## BRIEF:
Look through the entries that follow and return each line that has the string "title".

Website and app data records
┄┄┄┄┄┄┄┄┄┄

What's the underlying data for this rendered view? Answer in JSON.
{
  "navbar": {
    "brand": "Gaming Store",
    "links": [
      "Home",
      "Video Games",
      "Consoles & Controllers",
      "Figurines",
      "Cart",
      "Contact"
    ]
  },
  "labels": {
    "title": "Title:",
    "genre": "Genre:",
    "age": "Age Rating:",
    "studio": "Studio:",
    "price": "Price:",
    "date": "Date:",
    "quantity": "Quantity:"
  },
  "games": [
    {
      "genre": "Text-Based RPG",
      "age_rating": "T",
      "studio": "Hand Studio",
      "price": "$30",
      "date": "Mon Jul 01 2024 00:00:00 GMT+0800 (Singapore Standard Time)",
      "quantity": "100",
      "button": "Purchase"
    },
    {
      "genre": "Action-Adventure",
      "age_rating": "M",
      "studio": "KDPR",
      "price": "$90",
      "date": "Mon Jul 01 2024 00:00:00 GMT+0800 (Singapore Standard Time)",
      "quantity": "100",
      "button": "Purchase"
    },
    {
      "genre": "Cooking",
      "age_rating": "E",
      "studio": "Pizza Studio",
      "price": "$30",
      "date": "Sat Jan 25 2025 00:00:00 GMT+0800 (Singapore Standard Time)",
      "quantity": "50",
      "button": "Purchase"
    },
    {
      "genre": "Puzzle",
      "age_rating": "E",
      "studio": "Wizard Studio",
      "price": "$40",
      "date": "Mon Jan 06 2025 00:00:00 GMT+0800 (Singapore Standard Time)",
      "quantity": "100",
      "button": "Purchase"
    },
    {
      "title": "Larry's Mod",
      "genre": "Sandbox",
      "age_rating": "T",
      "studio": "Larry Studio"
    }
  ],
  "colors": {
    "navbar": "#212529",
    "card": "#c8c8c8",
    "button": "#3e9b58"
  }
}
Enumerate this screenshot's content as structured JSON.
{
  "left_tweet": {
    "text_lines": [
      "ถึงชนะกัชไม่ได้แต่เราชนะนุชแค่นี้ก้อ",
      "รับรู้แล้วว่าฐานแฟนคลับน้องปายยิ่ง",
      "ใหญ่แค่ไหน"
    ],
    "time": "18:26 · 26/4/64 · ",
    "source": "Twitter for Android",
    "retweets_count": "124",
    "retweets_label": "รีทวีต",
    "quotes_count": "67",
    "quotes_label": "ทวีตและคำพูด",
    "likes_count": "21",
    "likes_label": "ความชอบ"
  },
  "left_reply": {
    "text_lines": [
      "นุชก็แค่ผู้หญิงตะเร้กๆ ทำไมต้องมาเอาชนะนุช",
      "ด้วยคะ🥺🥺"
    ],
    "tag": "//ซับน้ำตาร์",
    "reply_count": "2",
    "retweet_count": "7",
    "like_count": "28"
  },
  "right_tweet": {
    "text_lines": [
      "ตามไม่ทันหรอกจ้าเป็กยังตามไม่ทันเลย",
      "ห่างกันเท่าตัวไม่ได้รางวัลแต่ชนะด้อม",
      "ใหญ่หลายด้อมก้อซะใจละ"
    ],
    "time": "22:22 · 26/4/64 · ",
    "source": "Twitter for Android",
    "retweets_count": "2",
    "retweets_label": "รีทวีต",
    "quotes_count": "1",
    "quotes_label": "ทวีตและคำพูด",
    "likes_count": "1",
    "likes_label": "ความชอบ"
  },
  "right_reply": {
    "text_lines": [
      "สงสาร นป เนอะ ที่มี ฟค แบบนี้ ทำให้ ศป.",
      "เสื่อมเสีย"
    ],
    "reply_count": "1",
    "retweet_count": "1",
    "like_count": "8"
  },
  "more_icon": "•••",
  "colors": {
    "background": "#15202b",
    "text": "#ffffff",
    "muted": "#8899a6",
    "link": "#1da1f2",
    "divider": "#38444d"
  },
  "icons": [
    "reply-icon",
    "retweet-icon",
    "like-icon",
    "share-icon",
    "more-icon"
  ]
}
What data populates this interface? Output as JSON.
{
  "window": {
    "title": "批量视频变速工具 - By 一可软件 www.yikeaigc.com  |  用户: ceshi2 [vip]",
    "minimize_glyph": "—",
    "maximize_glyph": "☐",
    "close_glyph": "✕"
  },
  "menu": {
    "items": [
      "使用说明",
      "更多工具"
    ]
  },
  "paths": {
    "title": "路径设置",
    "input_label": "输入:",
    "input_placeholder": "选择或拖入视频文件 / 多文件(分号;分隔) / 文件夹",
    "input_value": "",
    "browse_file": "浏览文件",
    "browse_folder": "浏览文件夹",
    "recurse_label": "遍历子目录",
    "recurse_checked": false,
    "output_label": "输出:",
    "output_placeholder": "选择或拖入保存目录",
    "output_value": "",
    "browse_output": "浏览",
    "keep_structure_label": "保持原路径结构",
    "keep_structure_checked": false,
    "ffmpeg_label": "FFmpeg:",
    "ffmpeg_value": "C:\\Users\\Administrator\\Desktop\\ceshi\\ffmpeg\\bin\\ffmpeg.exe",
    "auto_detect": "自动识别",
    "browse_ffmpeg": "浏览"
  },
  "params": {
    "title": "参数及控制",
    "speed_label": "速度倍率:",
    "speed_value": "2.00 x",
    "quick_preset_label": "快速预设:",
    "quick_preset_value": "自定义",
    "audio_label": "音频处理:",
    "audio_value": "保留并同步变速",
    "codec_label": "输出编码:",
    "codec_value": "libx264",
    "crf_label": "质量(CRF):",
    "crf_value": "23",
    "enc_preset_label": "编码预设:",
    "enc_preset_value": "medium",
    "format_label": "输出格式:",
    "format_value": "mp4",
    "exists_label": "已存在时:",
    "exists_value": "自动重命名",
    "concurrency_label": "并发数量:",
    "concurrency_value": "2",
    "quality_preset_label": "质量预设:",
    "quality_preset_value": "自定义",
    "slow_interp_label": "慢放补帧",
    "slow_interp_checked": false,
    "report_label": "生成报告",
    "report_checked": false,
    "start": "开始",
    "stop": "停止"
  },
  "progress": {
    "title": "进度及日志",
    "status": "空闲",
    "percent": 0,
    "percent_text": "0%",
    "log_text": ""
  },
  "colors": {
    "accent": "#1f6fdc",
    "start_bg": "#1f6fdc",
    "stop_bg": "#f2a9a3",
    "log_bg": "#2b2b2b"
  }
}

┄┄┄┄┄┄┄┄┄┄

## RESULT OF THIS TASK:
    "title": "Title:",
      "title": "Larry's Mod",
    "title": "批量视频变速工具 - By 一可软件 www.yikeaigc.com  |  用户: ceshi2 [vip]",
    "title": "路径设置",
    "title": "参数及控制",
    "title": "进度及日志",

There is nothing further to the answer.